I’ve often suspected that the house I live in (built in the 1970s?) was made from “found materials.”
We have ceiling beams of different thicknesses, various kinds of siding and window sizes that make no sense other than that’s what someone found cheap or free.
But what I’m happy the original builders found was a whole bunch of tongue-and-groove cedar boards, which they used liberally inside the house, including this bathroom, the home’s main bathroom.
(A second bathroom was added about 20 years ago in the basement area, and it’s an awful, cobbled-together mess. More on that later. Much later.)
This bathroom is a bare 5 1/2 feet wide and 6 1/2 feet deep. Unless something major happens in that downstairs bathroom, this will be the size of my bathroom for many long years to come, maybe through the end of my days. There’s just no way to make this bathroom bigger, as the bedrooms on either side of it are not large enough to borrow space from.
And so I think we’ll adopt the “not-so-big-house” philosophy here and enjoy this modest space. For me, as long as I have a bathtub, I’m happy and healthy.
You can see the challenges:
1. Horrible stainless-steel mirror-light combination.
2. Bad, cheap tile on the wall.
3. Molded sink-countertop with peeling paint (yes, it’s been painted), rust and mineral stains.

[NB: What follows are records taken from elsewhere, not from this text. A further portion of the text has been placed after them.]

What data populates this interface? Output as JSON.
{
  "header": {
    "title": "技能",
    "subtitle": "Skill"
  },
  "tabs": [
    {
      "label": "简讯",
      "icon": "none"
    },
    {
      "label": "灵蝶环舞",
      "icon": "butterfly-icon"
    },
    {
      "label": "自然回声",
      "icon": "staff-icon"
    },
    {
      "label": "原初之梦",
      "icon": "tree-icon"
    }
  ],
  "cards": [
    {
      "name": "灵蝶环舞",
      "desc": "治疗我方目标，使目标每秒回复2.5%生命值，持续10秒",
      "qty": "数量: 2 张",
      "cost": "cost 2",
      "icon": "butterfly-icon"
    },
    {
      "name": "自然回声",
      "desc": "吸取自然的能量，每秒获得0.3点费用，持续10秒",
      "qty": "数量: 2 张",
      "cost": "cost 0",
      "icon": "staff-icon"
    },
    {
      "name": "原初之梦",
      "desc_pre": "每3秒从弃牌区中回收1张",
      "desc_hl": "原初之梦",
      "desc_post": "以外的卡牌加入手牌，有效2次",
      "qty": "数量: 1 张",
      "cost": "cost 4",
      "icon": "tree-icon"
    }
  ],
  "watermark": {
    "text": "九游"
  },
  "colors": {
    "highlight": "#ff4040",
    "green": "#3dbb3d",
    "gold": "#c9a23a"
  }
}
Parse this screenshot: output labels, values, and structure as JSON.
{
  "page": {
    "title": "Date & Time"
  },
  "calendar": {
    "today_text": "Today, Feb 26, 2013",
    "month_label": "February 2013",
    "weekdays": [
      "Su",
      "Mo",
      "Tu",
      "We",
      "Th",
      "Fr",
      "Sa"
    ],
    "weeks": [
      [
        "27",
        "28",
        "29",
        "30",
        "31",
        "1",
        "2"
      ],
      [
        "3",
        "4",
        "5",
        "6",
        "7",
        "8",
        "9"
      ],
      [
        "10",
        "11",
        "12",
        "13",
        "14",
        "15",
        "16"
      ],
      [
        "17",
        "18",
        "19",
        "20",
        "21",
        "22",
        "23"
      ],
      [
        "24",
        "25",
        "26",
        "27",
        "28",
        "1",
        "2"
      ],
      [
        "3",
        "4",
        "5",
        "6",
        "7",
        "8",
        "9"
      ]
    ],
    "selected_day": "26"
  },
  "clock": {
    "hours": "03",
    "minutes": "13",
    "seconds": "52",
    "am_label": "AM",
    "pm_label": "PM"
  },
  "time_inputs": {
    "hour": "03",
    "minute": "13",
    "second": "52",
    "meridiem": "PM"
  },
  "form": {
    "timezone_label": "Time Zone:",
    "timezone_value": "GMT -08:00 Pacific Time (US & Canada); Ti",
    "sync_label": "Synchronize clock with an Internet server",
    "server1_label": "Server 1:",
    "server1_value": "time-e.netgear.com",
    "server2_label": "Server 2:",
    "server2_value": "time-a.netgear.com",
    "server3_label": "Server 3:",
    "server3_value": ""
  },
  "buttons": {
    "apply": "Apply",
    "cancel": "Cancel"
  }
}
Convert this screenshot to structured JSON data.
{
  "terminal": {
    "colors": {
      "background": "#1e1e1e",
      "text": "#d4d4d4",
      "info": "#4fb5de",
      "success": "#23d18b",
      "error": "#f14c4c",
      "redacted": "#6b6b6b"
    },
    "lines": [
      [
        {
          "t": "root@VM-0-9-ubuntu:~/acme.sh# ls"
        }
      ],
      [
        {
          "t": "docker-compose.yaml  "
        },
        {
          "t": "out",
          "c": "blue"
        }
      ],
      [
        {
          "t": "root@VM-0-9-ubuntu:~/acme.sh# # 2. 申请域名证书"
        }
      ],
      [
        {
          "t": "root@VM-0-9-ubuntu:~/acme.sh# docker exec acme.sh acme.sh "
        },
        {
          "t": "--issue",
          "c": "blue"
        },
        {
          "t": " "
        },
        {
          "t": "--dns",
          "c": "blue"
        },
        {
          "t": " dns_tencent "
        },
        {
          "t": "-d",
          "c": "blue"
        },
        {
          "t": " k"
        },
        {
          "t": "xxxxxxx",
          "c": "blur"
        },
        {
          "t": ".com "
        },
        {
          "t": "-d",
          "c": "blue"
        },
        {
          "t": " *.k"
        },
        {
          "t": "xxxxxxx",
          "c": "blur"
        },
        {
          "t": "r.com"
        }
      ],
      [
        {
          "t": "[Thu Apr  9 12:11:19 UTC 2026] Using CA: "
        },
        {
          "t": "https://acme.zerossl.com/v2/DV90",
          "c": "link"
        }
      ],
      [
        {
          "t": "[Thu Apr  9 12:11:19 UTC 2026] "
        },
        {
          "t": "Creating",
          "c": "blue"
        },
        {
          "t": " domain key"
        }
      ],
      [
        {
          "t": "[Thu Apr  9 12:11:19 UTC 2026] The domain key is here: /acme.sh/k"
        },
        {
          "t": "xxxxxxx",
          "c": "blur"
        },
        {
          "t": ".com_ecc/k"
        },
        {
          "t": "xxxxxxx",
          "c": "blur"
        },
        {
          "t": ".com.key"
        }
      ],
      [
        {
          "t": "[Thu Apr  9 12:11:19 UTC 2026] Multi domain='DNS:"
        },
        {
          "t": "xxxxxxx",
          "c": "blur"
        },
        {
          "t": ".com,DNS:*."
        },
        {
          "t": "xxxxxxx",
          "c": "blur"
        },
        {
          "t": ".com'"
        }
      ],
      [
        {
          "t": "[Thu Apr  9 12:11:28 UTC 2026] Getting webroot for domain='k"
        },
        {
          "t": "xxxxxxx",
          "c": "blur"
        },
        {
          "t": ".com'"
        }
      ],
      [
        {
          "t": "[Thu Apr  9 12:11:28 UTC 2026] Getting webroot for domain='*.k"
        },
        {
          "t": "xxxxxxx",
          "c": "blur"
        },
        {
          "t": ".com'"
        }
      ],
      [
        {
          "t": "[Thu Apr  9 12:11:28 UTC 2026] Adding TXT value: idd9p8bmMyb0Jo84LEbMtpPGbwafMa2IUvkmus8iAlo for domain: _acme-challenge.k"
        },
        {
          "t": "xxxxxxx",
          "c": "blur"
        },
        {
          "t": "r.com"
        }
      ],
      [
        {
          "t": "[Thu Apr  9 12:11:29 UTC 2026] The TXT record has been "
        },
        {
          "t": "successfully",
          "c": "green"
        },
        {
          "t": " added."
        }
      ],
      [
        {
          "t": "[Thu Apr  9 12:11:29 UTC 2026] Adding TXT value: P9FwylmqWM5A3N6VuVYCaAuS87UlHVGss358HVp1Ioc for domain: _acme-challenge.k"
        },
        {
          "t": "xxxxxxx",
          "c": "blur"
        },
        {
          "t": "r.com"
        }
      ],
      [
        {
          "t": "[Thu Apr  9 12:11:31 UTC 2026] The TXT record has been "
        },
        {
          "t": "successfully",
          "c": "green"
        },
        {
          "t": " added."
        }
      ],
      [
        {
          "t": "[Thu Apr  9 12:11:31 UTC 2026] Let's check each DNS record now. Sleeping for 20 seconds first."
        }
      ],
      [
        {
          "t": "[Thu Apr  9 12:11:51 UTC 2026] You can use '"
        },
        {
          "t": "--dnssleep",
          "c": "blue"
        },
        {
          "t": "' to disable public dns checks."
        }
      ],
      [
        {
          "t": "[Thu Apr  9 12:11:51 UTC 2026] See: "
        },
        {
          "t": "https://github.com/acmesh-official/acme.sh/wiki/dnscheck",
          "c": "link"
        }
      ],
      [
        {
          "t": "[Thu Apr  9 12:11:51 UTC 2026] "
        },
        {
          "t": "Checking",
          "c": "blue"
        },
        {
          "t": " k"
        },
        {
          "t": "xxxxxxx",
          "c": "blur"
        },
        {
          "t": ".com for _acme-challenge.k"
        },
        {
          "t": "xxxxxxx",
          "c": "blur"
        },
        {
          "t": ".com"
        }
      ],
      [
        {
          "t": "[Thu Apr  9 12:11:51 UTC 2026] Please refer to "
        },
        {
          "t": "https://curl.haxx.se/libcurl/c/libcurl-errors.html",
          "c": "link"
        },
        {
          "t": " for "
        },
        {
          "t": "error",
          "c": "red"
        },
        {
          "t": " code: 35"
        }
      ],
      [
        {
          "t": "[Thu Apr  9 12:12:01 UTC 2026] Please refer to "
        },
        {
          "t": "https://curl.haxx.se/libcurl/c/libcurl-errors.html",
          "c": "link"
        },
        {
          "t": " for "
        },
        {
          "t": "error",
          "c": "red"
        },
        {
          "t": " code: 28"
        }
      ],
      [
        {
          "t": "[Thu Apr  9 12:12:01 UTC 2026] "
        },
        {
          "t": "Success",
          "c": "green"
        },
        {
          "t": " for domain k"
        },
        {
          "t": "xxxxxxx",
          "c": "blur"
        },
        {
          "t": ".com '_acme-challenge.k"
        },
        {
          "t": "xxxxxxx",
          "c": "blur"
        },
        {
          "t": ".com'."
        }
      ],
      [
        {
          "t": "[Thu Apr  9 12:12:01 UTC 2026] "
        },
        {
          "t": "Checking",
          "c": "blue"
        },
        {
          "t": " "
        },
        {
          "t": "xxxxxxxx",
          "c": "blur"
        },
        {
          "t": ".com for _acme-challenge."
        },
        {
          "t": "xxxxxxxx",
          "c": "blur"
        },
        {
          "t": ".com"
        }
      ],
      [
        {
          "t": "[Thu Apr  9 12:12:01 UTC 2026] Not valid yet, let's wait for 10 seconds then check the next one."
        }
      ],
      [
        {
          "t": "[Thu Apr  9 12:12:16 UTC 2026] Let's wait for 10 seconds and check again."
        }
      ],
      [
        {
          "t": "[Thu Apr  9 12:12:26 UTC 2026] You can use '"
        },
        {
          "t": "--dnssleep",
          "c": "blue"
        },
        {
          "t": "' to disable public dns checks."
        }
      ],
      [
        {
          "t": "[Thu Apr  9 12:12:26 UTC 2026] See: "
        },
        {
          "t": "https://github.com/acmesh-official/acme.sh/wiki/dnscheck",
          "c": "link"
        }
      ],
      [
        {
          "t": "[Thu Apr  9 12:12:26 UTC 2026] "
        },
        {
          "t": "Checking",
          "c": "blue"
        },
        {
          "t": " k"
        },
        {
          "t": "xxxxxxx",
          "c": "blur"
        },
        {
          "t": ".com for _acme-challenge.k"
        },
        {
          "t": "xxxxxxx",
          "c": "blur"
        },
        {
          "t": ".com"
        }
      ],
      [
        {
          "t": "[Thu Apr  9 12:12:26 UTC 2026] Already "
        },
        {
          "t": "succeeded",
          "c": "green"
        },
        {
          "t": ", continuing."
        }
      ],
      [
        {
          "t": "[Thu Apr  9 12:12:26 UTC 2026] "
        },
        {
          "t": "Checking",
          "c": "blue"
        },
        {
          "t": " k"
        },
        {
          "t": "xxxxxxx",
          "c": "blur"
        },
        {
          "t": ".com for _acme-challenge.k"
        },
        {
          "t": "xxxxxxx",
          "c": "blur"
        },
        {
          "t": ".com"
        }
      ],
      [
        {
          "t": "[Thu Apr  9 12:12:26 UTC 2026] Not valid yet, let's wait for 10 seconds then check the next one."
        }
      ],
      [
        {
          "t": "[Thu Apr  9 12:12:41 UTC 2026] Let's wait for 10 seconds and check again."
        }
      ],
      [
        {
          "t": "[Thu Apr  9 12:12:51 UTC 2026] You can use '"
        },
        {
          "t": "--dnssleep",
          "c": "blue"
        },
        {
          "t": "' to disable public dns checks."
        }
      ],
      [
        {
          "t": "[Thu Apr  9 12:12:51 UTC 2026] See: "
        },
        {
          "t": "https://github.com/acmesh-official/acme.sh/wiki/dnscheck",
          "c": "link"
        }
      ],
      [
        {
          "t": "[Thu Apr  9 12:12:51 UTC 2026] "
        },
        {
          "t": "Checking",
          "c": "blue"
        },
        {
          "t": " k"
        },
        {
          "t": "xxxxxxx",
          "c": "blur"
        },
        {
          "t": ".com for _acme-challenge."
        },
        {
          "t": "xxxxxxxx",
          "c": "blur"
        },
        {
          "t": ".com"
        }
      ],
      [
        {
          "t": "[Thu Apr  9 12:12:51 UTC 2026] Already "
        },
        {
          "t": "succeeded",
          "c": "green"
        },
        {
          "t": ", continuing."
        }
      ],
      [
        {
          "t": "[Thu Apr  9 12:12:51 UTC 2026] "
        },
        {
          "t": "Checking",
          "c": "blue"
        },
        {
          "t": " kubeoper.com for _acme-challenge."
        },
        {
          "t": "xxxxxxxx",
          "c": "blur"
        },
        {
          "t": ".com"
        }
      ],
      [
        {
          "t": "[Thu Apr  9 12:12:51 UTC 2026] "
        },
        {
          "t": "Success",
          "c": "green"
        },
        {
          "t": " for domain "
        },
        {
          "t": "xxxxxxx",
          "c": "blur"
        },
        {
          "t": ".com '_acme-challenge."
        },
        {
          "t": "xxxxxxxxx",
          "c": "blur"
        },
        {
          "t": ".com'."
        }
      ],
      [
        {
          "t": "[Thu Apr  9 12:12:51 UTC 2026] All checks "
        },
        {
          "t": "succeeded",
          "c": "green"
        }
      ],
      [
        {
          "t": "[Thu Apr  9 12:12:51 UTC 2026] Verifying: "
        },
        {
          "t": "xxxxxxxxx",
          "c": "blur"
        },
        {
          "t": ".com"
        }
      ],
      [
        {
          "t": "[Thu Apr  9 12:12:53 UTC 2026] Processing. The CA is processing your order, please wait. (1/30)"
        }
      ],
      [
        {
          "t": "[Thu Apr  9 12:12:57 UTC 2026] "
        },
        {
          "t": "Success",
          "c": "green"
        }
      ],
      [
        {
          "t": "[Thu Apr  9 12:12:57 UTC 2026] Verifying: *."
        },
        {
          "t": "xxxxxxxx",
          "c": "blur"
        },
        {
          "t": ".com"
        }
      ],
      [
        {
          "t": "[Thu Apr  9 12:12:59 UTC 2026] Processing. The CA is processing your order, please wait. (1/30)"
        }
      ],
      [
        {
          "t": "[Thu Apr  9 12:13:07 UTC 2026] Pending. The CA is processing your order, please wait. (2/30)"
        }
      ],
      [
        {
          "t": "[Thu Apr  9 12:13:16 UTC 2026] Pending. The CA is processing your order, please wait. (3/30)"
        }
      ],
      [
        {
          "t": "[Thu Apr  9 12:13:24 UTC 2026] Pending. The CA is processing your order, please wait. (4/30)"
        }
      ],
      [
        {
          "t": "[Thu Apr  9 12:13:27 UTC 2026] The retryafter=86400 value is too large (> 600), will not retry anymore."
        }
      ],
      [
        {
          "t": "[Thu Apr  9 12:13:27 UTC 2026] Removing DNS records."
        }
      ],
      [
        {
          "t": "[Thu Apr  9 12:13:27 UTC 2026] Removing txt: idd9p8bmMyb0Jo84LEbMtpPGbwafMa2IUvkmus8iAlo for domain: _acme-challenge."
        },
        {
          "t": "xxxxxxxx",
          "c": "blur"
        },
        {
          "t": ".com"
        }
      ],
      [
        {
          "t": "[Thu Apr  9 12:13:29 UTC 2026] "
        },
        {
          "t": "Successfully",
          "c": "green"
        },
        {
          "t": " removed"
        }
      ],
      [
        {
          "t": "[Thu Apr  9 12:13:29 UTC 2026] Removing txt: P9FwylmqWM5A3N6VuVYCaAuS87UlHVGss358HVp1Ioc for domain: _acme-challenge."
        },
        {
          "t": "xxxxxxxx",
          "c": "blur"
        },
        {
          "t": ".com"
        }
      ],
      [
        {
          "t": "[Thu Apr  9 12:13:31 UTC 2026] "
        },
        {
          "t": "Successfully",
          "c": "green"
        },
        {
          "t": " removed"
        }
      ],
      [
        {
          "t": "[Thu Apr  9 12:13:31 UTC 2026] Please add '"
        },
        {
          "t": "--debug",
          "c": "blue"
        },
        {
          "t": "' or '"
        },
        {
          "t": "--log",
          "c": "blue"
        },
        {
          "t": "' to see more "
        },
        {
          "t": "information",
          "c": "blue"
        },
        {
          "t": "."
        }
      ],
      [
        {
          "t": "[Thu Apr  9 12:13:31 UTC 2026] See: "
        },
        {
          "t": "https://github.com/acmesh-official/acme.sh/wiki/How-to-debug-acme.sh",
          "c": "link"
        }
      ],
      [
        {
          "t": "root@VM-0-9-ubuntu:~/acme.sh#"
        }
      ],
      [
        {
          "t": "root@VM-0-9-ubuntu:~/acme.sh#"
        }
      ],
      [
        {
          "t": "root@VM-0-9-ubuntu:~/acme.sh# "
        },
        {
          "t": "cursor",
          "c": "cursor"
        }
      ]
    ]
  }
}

4. Cheap, style-free vanity.
5. Ten-dollar sink fixture that failed about five years ago.
6. Molded shower-tub surround topped with a cover that blocks most natural light.
7. Shower and bath fixtures have failed.
8. No natural air flow (high window is fixed glass) and the exhaust fan has failed. Unless you leave the door ajar during a bath, you will be frantic for oxygen in about three minutes.
9. Cheap vinyl floor that’s worn and torn.
And, oh yeah, there’s probably some water damage behind the shower surround on account of the broken fixtures. On the positive side, the toilet seems to be fine.
So, isn’t this a dandy challenge? I’ve been ashamed of this bathroom for years and cringed when Bill invited people to come and stay. But now that we’re fixing up the house, I’m happy to expose my misery.
What do you think? Any ideas that don’t involve dynamite or a moving van?